Interface dataset entries:

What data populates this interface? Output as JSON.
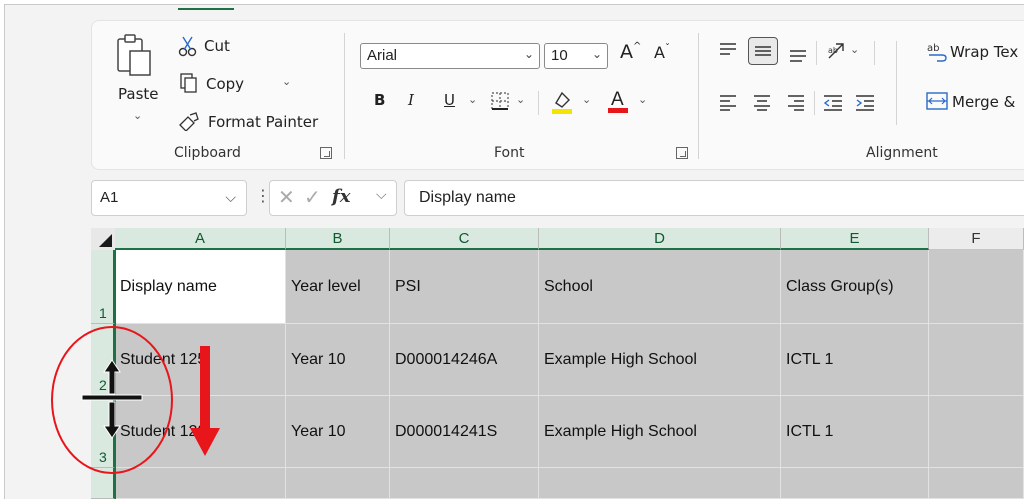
{
  "ribbon": {
    "clipboard": {
      "paste_label": "Paste",
      "cut_label": "Cut",
      "copy_label": "Copy",
      "format_painter_label": "Format Painter",
      "group_label": "Clipboard"
    },
    "font": {
      "font_name": "Arial",
      "font_size": "10",
      "group_label": "Font",
      "bold": "B",
      "italic": "I",
      "underline": "U",
      "font_color_bar": "#e8151b",
      "highlight_color_bar": "#f5e400"
    },
    "alignment": {
      "wrap_text_label": "Wrap Tex",
      "merge_label": "Merge &",
      "group_label": "Alignment"
    }
  },
  "formula_bar": {
    "name_box": "A1",
    "fx": "fx",
    "value": "Display name"
  },
  "grid": {
    "columns": [
      "A",
      "B",
      "C",
      "D",
      "E",
      "F"
    ],
    "rows": [
      {
        "num": "1",
        "cells": [
          "Display name",
          "Year level",
          "PSI",
          "School",
          "Class Group(s)",
          ""
        ]
      },
      {
        "num": "2",
        "cells": [
          "Student 125",
          "Year 10",
          "D000014246A",
          "Example High School",
          "ICTL 1",
          ""
        ]
      },
      {
        "num": "3",
        "cells": [
          "Student 120",
          "Year 10",
          "D000014241S",
          "Example High School",
          "ICTL 1",
          ""
        ]
      }
    ]
  },
  "colors": {
    "accent_green": "#1e7145",
    "annotation_red": "#e8151b",
    "cell_gray": "#c8c8c8"
  }
}
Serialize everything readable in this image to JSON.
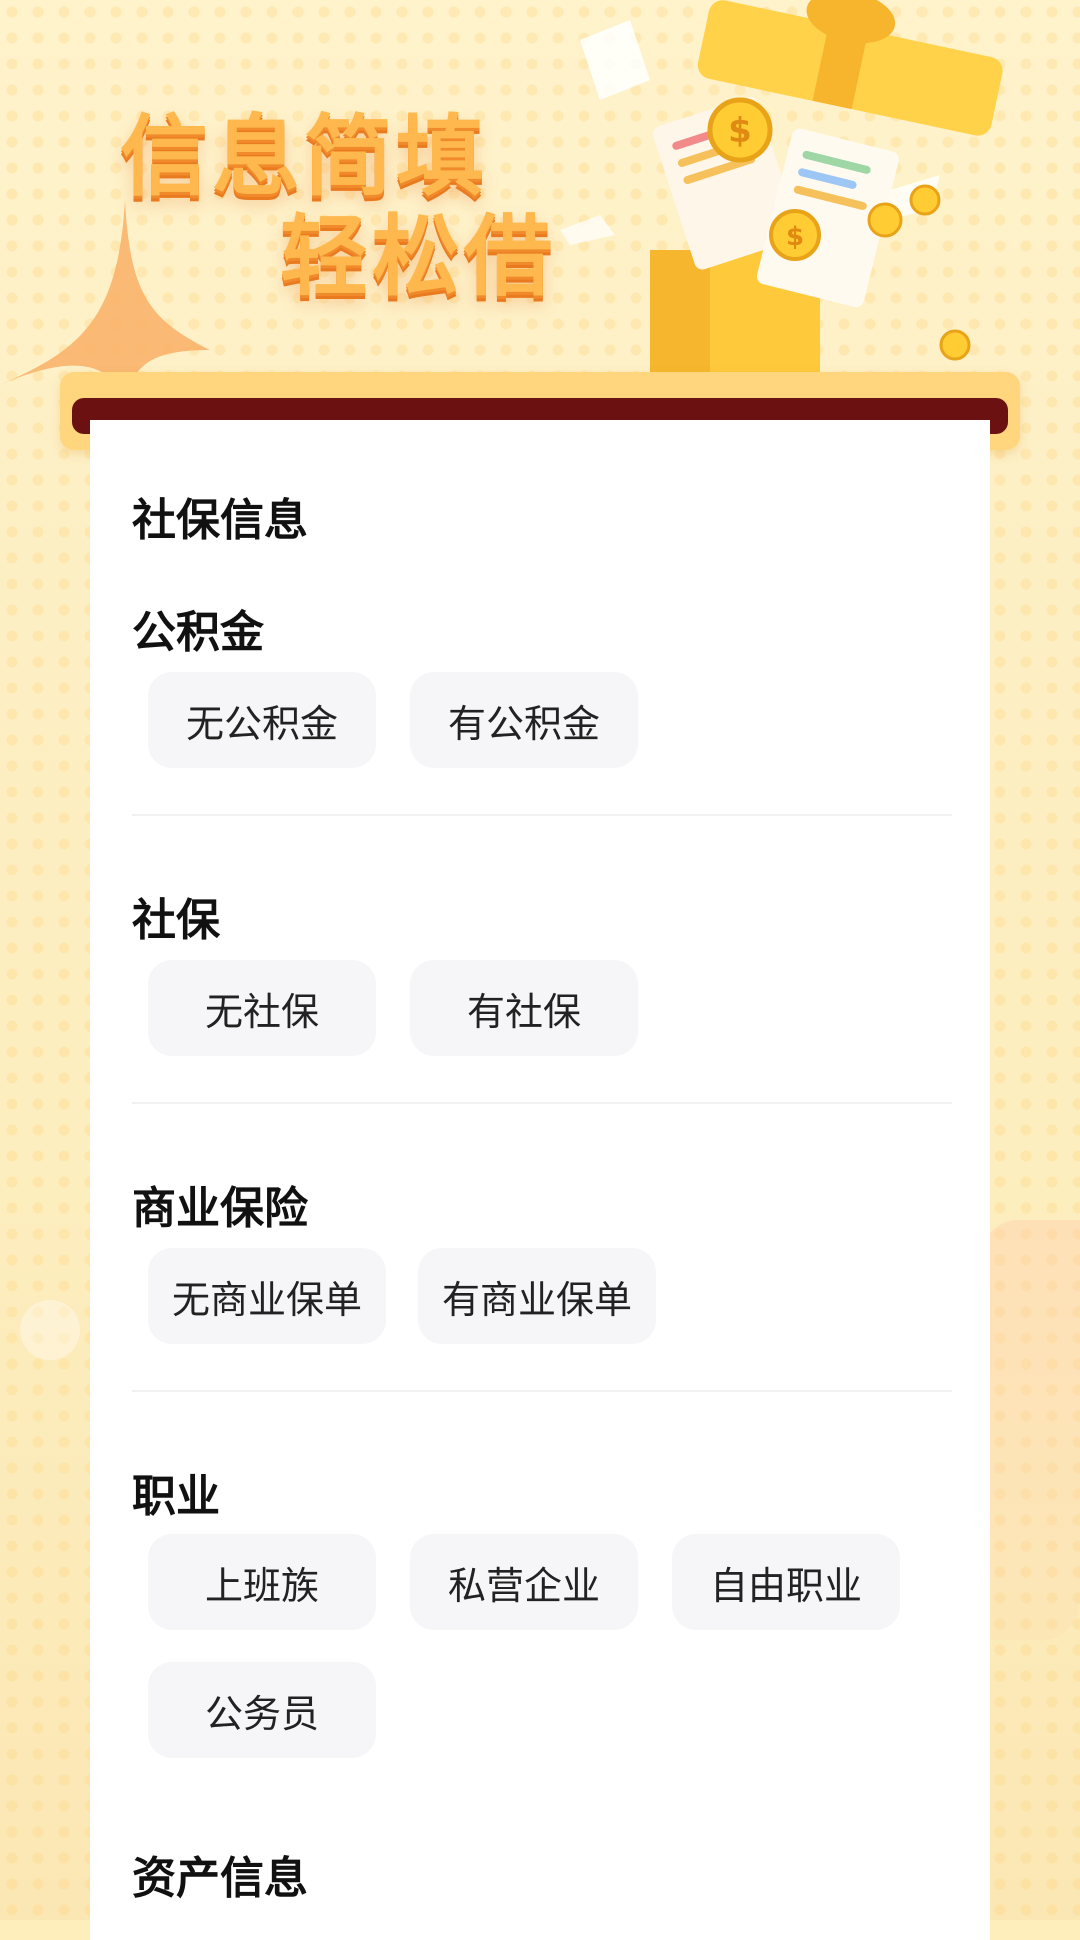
{
  "banner": {
    "headline_line1": "信息简填",
    "headline_line2": "轻松借",
    "illustration": "gift-box-with-coins-and-documents"
  },
  "form": {
    "section_social": "社保信息",
    "groups": [
      {
        "label": "公积金",
        "options": [
          "无公积金",
          "有公积金"
        ]
      },
      {
        "label": "社保",
        "options": [
          "无社保",
          "有社保"
        ]
      },
      {
        "label": "商业保险",
        "options": [
          "无商业保单",
          "有商业保单"
        ]
      },
      {
        "label": "职业",
        "options": [
          "上班族",
          "私营企业",
          "自由职业",
          "公务员"
        ]
      }
    ],
    "section_assets": "资产信息"
  },
  "colors": {
    "headline": "#ffb84d",
    "frame": "#ffd57e",
    "frame_slot": "#6b1111",
    "option_bg": "#f6f6f8",
    "page_bg": "#fdeebc"
  }
}
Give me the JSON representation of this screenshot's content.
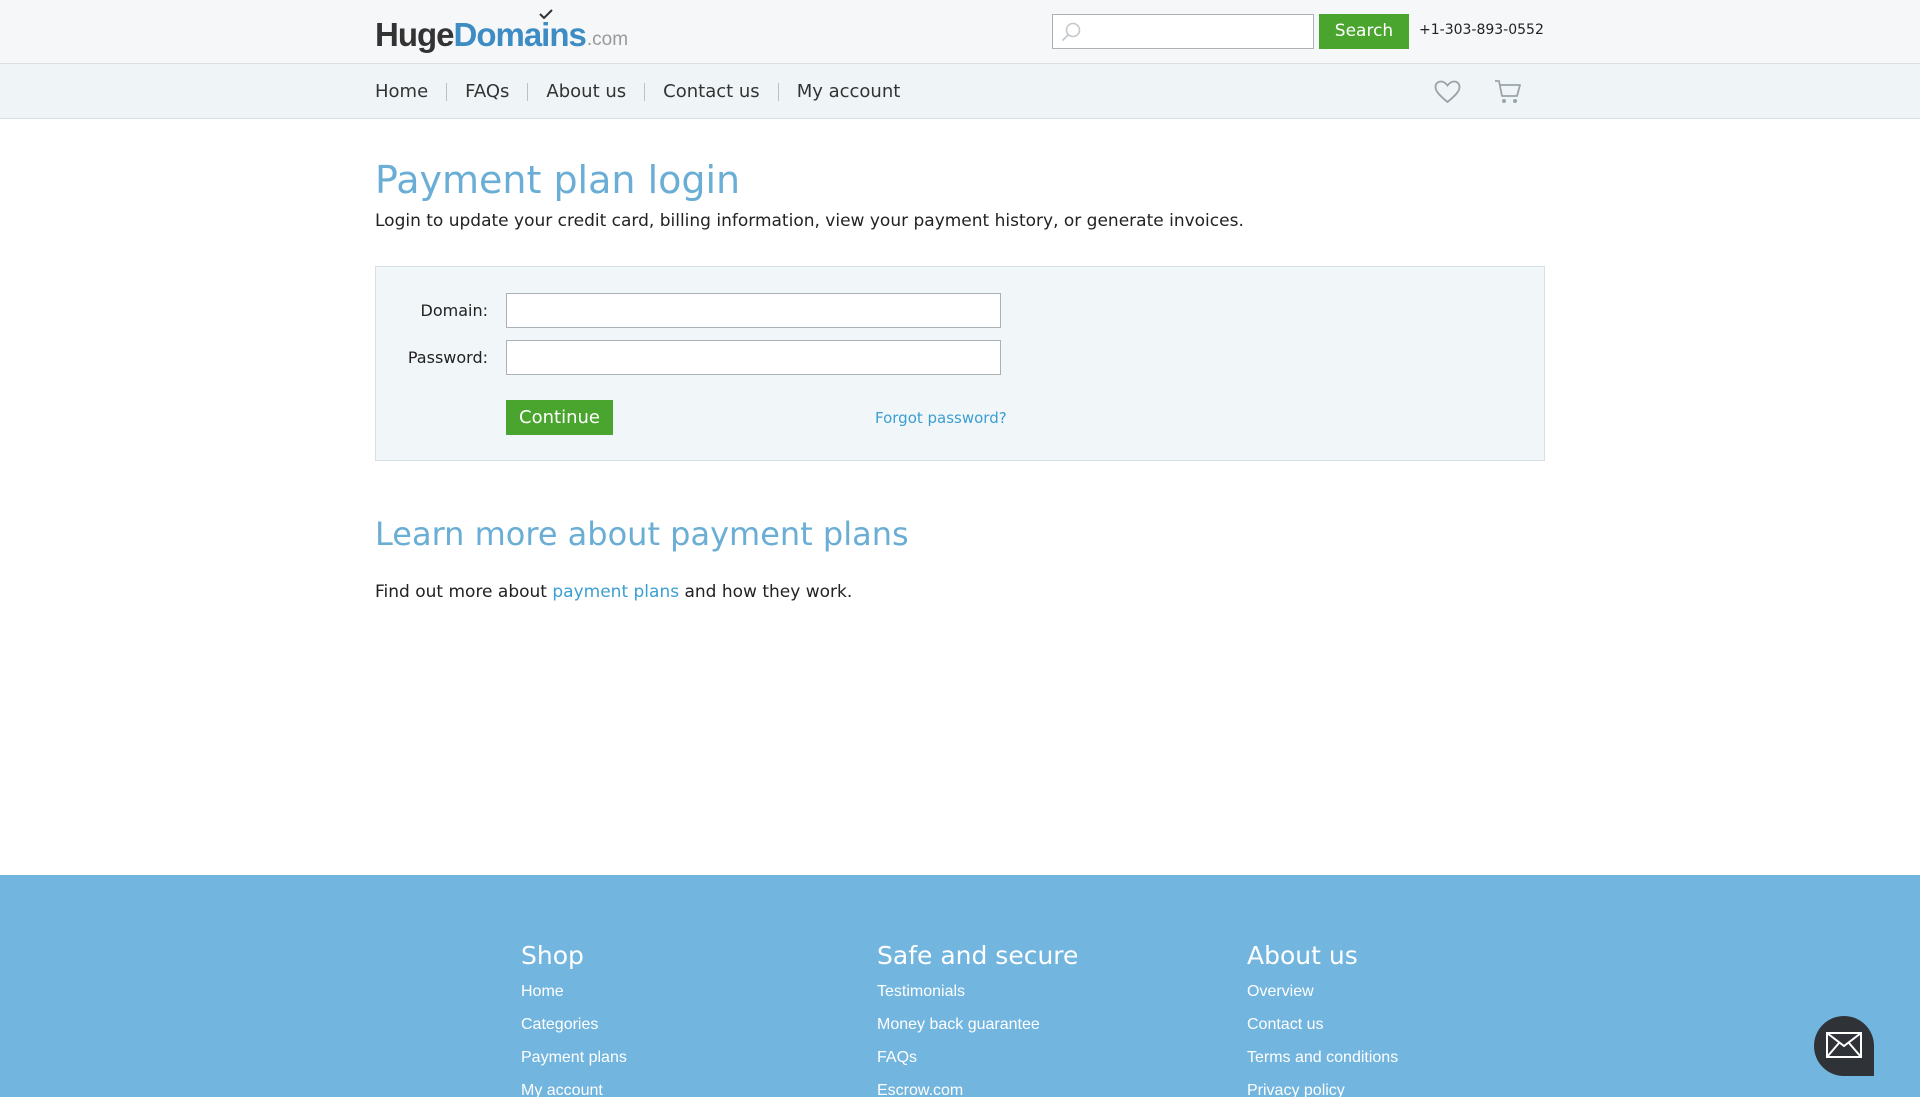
{
  "header": {
    "logo": {
      "part1": "Huge",
      "part2": "Domains",
      "part3": ".com"
    },
    "search": {
      "placeholder": "",
      "value": "",
      "button_label": "Search"
    },
    "phone": "+1-303-893-0552"
  },
  "nav": {
    "items": [
      {
        "label": "Home"
      },
      {
        "label": "FAQs"
      },
      {
        "label": "About us"
      },
      {
        "label": "Contact us"
      },
      {
        "label": "My account"
      }
    ],
    "icons": [
      "heart-icon",
      "cart-icon"
    ]
  },
  "main": {
    "title": "Payment plan login",
    "intro": "Login to update your credit card, billing information, view your payment history, or generate invoices.",
    "form": {
      "domain_label": "Domain:",
      "domain_value": "",
      "password_label": "Password:",
      "password_value": "",
      "continue_label": "Continue",
      "forgot_label": "Forgot password?"
    },
    "learn": {
      "title": "Learn more about payment plans",
      "text_before": "Find out more about ",
      "link": "payment plans",
      "text_after": " and how they work."
    }
  },
  "footer": {
    "shop": {
      "title": "Shop",
      "links": [
        "Home",
        "Categories",
        "Payment plans",
        "My account"
      ]
    },
    "safe": {
      "title": "Safe and secure",
      "links": [
        "Testimonials",
        "Money back guarantee",
        "FAQs",
        "Escrow.com"
      ]
    },
    "about": {
      "title": "About us",
      "links": [
        "Overview",
        "Contact us",
        "Terms and conditions",
        "Privacy policy"
      ]
    }
  },
  "chat": {
    "icon": "mail-icon"
  },
  "colors": {
    "accent_green": "#4aa52e",
    "title_blue": "#6aaed6",
    "link_blue": "#3b9fd1",
    "footer_blue": "#72b5de"
  }
}
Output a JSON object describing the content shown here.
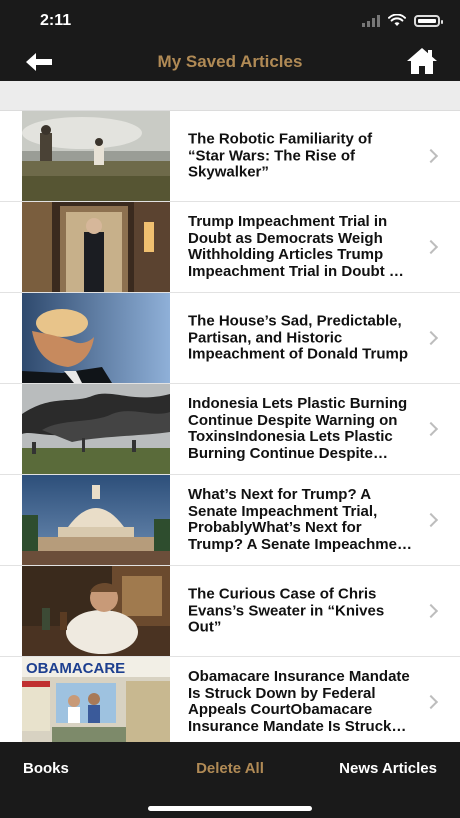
{
  "status": {
    "time": "2:11"
  },
  "nav": {
    "title": "My Saved Articles",
    "back_icon": "back-arrow-icon",
    "home_icon": "home-icon"
  },
  "articles": [
    {
      "title": "The Robotic Familiarity of “Star Wars: The Rise of Skywalker”"
    },
    {
      "title": "Trump Impeachment Trial in Doubt as Democrats Weigh Withholding Articles Trump Impeachment Trial in Doubt as Democrats Weigh Withholding Articles"
    },
    {
      "title": "The House’s Sad, Predictable, Partisan, and Historic Impeachment of Donald Trump"
    },
    {
      "title": "Indonesia Lets Plastic Burning Continue Despite Warning on ToxinsIndonesia Lets Plastic Burning Continue Despite Warning on Toxins"
    },
    {
      "title": "What’s Next for Trump? A Senate Impeachment Trial, ProbablyWhat’s Next for Trump? A Senate Impeachment Trial, Probably"
    },
    {
      "title": "The Curious Case of Chris Evans’s Sweater in “Knives Out”"
    },
    {
      "title": "Obamacare Insurance Mandate Is Struck Down by Federal Appeals CourtObamacare Insurance Mandate Is Struck Down by Federal Appeals Court"
    }
  ],
  "thumb_labels": {
    "obamacare": "OBAMACARE"
  },
  "tabs": {
    "books": "Books",
    "delete": "Delete All",
    "news": "News Articles"
  },
  "colors": {
    "accent": "#b08a55",
    "bar": "#1a1a1a"
  }
}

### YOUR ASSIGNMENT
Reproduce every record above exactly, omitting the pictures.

### WRITTEN RESPONSE
What data populates this interface? Output as JSON.
{
  "ribbon": {
    "clipboard": {
      "paste_label": "Paste",
      "cut_label": "Cut",
      "copy_label": "Copy",
      "format_painter_label": "Format Painter",
      "group_label": "Clipboard"
    },
    "font": {
      "font_name": "Arial",
      "font_size": "10",
      "group_label": "Font",
      "bold": "B",
      "italic": "I",
      "underline": "U",
      "font_color_bar": "#e8151b",
      "highlight_color_bar": "#f5e400"
    },
    "alignment": {
      "wrap_text_label": "Wrap Tex",
      "merge_label": "Merge &",
      "group_label": "Alignment"
    }
  },
  "formula_bar": {
    "name_box": "A1",
    "fx": "fx",
    "value": "Display name"
  },
  "grid": {
    "columns": [
      "A",
      "B",
      "C",
      "D",
      "E",
      "F"
    ],
    "rows": [
      {
        "num": "1",
        "cells": [
          "Display name",
          "Year level",
          "PSI",
          "School",
          "Class Group(s)",
          ""
        ]
      },
      {
        "num": "2",
        "cells": [
          "Student 125",
          "Year 10",
          "D000014246A",
          "Example High School",
          "ICTL 1",
          ""
        ]
      },
      {
        "num": "3",
        "cells": [
          "Student 120",
          "Year 10",
          "D000014241S",
          "Example High School",
          "ICTL 1",
          ""
        ]
      }
    ]
  },
  "colors": {
    "accent_green": "#1e7145",
    "annotation_red": "#e8151b",
    "cell_gray": "#c8c8c8"
  }
}
Serialize everything readable in this image to JSON.
{
  "banner": {
    "headline_line1": "信息简填",
    "headline_line2": "轻松借",
    "illustration": "gift-box-with-coins-and-documents"
  },
  "form": {
    "section_social": "社保信息",
    "groups": [
      {
        "label": "公积金",
        "options": [
          "无公积金",
          "有公积金"
        ]
      },
      {
        "label": "社保",
        "options": [
          "无社保",
          "有社保"
        ]
      },
      {
        "label": "商业保险",
        "options": [
          "无商业保单",
          "有商业保单"
        ]
      },
      {
        "label": "职业",
        "options": [
          "上班族",
          "私营企业",
          "自由职业",
          "公务员"
        ]
      }
    ],
    "section_assets": "资产信息"
  },
  "colors": {
    "headline": "#ffb84d",
    "frame": "#ffd57e",
    "frame_slot": "#6b1111",
    "option_bg": "#f6f6f8",
    "page_bg": "#fdeebc"
  }
}
Give me the JSON representation of this screenshot's content.
{
  "header": {
    "logo": {
      "part1": "Huge",
      "part2": "Domains",
      "part3": ".com"
    },
    "search": {
      "placeholder": "",
      "value": "",
      "button_label": "Search"
    },
    "phone": "+1-303-893-0552"
  },
  "nav": {
    "items": [
      {
        "label": "Home"
      },
      {
        "label": "FAQs"
      },
      {
        "label": "About us"
      },
      {
        "label": "Contact us"
      },
      {
        "label": "My account"
      }
    ],
    "icons": [
      "heart-icon",
      "cart-icon"
    ]
  },
  "main": {
    "title": "Payment plan login",
    "intro": "Login to update your credit card, billing information, view your payment history, or generate invoices.",
    "form": {
      "domain_label": "Domain:",
      "domain_value": "",
      "password_label": "Password:",
      "password_value": "",
      "continue_label": "Continue",
      "forgot_label": "Forgot password?"
    },
    "learn": {
      "title": "Learn more about payment plans",
      "text_before": "Find out more about ",
      "link": "payment plans",
      "text_after": " and how they work."
    }
  },
  "footer": {
    "shop": {
      "title": "Shop",
      "links": [
        "Home",
        "Categories",
        "Payment plans",
        "My account"
      ]
    },
    "safe": {
      "title": "Safe and secure",
      "links": [
        "Testimonials",
        "Money back guarantee",
        "FAQs",
        "Escrow.com"
      ]
    },
    "about": {
      "title": "About us",
      "links": [
        "Overview",
        "Contact us",
        "Terms and conditions",
        "Privacy policy"
      ]
    }
  },
  "chat": {
    "icon": "mail-icon"
  },
  "colors": {
    "accent_green": "#4aa52e",
    "title_blue": "#6aaed6",
    "link_blue": "#3b9fd1",
    "footer_blue": "#72b5de"
  }
}
Output a JSON object describing the content shown here.
{
  "status": {
    "time": "2:11"
  },
  "nav": {
    "title": "My Saved Articles",
    "back_icon": "back-arrow-icon",
    "home_icon": "home-icon"
  },
  "articles": [
    {
      "title": "The Robotic Familiarity of “Star Wars: The Rise of Skywalker”"
    },
    {
      "title": "Trump Impeachment Trial in Doubt as Democrats Weigh Withholding Articles Trump Impeachment Trial in Doubt as Democrats Weigh Withholding Articles"
    },
    {
      "title": "The House’s Sad, Predictable, Partisan, and Historic Impeachment of Donald Trump"
    },
    {
      "title": "Indonesia Lets Plastic Burning Continue Despite Warning on ToxinsIndonesia Lets Plastic Burning Continue Despite Warning on Toxins"
    },
    {
      "title": "What’s Next for Trump? A Senate Impeachment Trial, ProbablyWhat’s Next for Trump? A Senate Impeachment Trial, Probably"
    },
    {
      "title": "The Curious Case of Chris Evans’s Sweater in “Knives Out”"
    },
    {
      "title": "Obamacare Insurance Mandate Is Struck Down by Federal Appeals CourtObamacare Insurance Mandate Is Struck Down by Federal Appeals Court"
    }
  ],
  "thumb_labels": {
    "obamacare": "OBAMACARE"
  },
  "tabs": {
    "books": "Books",
    "delete": "Delete All",
    "news": "News Articles"
  },
  "colors": {
    "accent": "#b08a55",
    "bar": "#1a1a1a"
  }
}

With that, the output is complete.